Democratization of Power

Accountability

Semco

Innovation

Ownership

Participation

Figure 1: Culture at Semco

Semco’s transformation came during a dramatic economic crisis in the Brazilian economy. Could it have come if things were going well? The Semco of 1987 tried to do away with the hierarchy and the autocratic decision making. In a bid to create self-managed teams, charged with complete ownership and accountability created an organizational culture where the middle managers perceived sudden loss of power and the factory workers dithering to accept increased responsibility and accountability. The deeply rooted cultural values in the paternalistic Semco proved hard to dispense with. Transformation during the economic crisis in the Brazilian economy which saw currency devaluations, record unemployment, hyperinflation, and halted industrial production was the only way of survival through the crisis. Thus it was inevitable and resulted in major cultural shift towards democratic worker management. The core cultural values of democracy, accountability, ownership, participation, innovation and democratization of power that emerged in the organization was a result of the economic crisis and would not have been possible had the course been normal. The information flow mechanism, worker’s empowerment, and the culture of accountability and innovation became the pillars on which the productivity and profitability of the organization thrived.

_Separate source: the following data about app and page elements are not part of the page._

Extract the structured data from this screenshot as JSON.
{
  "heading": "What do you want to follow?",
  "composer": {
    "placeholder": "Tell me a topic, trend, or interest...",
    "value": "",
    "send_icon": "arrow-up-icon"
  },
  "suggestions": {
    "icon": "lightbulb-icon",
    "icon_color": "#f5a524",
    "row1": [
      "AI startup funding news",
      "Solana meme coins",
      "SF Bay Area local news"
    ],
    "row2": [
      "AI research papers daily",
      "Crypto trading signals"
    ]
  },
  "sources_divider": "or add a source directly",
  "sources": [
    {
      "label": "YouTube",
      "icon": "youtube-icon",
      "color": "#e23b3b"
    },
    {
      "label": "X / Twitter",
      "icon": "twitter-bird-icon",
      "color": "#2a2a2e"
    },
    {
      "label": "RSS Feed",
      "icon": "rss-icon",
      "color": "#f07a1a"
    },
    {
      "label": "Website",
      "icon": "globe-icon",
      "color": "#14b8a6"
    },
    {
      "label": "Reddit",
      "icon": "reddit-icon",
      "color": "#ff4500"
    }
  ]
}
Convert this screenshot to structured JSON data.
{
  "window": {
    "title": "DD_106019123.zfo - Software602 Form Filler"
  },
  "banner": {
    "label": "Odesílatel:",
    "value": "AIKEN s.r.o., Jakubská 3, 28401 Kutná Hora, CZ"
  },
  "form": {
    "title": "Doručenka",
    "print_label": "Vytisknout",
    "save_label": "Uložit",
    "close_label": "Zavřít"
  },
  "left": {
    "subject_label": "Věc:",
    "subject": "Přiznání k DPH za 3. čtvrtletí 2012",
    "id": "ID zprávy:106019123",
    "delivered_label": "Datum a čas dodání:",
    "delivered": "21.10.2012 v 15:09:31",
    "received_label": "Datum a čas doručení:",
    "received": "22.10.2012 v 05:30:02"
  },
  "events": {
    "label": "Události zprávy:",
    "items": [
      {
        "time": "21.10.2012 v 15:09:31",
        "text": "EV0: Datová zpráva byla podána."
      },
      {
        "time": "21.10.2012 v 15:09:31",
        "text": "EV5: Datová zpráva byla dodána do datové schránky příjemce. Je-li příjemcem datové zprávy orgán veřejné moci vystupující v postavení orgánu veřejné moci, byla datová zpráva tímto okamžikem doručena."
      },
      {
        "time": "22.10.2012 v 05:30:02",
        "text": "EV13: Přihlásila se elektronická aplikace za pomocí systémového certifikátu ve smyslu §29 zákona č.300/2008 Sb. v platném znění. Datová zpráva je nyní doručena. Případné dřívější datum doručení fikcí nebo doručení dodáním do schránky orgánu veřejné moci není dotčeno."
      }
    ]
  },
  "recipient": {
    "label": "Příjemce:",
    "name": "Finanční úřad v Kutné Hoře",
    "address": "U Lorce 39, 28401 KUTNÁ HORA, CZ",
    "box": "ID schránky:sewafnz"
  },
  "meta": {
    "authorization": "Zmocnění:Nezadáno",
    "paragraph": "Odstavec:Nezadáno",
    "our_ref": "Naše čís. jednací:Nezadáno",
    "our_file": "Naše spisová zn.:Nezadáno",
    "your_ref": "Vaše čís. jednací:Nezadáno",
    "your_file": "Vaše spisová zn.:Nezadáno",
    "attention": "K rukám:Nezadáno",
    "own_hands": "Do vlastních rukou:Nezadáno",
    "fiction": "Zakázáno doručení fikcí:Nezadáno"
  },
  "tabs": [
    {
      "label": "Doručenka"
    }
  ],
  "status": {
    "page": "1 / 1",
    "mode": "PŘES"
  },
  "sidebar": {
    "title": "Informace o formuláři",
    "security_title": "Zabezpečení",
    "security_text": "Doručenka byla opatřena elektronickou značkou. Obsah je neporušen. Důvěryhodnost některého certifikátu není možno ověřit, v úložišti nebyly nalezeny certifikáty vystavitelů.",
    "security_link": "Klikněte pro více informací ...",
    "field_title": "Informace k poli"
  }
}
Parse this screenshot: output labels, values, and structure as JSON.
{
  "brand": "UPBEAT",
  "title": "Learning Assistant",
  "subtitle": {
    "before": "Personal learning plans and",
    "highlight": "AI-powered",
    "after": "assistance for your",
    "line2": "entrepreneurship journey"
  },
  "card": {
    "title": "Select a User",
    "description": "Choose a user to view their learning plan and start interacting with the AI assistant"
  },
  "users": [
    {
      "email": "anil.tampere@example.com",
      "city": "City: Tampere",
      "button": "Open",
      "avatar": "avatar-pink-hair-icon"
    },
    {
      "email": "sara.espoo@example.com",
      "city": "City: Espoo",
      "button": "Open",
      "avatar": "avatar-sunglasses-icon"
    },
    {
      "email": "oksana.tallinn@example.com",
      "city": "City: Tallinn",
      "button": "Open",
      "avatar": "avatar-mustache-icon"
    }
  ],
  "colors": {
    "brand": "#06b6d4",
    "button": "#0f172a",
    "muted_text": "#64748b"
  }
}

Were Semco’s changes too drastic? How far should corporate democracy be carried?